ASSIGNMENT: For each line of the listing that contains "kind", make a copy and return it.

DATASET RECORDS:
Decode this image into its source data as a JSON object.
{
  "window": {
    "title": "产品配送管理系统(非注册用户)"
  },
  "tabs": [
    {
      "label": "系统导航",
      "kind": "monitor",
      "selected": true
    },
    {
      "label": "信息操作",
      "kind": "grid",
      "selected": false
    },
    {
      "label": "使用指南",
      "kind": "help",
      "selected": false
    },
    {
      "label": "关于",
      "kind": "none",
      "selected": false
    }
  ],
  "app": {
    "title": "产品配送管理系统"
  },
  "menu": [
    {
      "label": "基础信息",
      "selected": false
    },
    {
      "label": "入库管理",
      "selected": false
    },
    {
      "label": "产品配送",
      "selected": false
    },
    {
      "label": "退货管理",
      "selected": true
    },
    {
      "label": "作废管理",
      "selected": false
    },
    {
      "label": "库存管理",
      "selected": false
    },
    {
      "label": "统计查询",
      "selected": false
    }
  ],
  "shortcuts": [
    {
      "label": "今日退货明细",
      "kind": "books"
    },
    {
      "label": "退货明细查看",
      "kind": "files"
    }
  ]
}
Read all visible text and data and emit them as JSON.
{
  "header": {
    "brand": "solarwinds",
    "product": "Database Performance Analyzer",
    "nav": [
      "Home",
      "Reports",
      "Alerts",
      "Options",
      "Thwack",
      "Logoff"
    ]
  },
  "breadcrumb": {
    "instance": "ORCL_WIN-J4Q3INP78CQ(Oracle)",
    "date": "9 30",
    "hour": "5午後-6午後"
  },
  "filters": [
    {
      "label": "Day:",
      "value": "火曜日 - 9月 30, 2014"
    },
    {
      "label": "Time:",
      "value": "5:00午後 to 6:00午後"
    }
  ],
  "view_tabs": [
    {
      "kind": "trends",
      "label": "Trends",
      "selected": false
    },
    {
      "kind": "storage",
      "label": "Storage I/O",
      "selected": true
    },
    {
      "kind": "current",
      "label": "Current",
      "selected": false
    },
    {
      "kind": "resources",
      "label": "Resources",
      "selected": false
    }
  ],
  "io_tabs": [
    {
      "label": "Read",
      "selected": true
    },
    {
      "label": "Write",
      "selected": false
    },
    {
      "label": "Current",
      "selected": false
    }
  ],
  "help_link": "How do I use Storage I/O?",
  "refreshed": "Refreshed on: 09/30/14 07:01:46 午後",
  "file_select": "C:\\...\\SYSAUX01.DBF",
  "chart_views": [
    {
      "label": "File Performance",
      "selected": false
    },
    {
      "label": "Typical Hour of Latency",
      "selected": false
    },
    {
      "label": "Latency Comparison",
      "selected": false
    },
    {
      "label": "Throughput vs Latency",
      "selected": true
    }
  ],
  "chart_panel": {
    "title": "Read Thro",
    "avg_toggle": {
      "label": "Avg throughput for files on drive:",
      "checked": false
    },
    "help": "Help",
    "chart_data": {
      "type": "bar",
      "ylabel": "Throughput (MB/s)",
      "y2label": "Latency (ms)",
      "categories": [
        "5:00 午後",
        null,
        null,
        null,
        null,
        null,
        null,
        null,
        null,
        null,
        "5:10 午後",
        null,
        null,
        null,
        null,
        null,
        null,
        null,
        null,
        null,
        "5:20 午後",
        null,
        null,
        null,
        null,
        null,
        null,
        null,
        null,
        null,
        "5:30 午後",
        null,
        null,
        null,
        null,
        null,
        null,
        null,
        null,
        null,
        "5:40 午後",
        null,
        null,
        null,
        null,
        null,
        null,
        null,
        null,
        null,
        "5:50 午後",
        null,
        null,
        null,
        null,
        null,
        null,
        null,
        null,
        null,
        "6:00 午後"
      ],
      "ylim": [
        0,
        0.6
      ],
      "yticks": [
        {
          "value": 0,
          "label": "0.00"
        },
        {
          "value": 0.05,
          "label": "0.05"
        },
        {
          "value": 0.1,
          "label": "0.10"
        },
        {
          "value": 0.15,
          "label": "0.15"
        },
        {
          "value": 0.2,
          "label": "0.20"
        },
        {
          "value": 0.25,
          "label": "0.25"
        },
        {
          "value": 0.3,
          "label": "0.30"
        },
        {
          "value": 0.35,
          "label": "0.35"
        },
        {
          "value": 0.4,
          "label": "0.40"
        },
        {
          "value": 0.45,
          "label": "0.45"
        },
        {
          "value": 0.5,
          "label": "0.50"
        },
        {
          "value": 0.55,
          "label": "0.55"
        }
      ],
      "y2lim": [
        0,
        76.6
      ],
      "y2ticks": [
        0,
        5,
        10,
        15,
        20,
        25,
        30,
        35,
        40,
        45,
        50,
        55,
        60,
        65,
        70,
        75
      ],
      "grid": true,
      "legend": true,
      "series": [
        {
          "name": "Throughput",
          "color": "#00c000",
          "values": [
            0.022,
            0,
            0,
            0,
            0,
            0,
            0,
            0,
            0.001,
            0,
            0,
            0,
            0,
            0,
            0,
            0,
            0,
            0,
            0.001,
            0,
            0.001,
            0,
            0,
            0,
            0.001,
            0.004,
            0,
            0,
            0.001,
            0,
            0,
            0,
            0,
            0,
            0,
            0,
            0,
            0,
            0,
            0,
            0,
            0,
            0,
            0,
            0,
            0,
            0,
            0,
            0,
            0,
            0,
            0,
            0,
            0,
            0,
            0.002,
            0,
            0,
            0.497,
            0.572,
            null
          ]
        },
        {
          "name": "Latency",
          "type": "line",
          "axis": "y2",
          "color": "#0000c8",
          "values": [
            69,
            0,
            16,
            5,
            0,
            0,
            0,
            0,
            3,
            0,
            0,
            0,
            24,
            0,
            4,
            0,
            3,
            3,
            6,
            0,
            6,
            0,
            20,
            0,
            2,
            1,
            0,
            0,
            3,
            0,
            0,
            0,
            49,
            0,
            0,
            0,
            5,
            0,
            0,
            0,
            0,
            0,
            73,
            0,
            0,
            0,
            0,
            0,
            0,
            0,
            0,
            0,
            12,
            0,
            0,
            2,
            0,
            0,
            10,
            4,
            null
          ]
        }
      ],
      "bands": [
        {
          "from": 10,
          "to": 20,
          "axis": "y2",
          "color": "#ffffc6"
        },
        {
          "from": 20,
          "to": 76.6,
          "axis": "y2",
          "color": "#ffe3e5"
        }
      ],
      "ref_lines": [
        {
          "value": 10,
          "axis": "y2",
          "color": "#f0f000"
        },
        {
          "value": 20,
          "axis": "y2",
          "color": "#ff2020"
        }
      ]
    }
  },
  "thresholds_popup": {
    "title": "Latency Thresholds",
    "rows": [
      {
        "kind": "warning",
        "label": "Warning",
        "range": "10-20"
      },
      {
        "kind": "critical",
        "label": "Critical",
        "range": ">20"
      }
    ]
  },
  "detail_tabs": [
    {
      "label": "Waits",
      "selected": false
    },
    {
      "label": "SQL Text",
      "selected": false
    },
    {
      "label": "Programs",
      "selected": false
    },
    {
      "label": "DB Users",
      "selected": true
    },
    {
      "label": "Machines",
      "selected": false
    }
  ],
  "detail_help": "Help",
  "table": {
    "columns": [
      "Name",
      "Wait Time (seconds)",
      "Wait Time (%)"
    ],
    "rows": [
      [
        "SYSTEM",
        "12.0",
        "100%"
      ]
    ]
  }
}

WRITTEN SOLUTION:
      "kind": "monitor",
      "kind": "grid",
      "kind": "help",
      "kind": "none",
      "kind": "books"
      "kind": "files"
      "kind": "trends",
      "kind": "storage",
      "kind": "current",
      "kind": "resources",
        "kind": "warning",
        "kind": "critical",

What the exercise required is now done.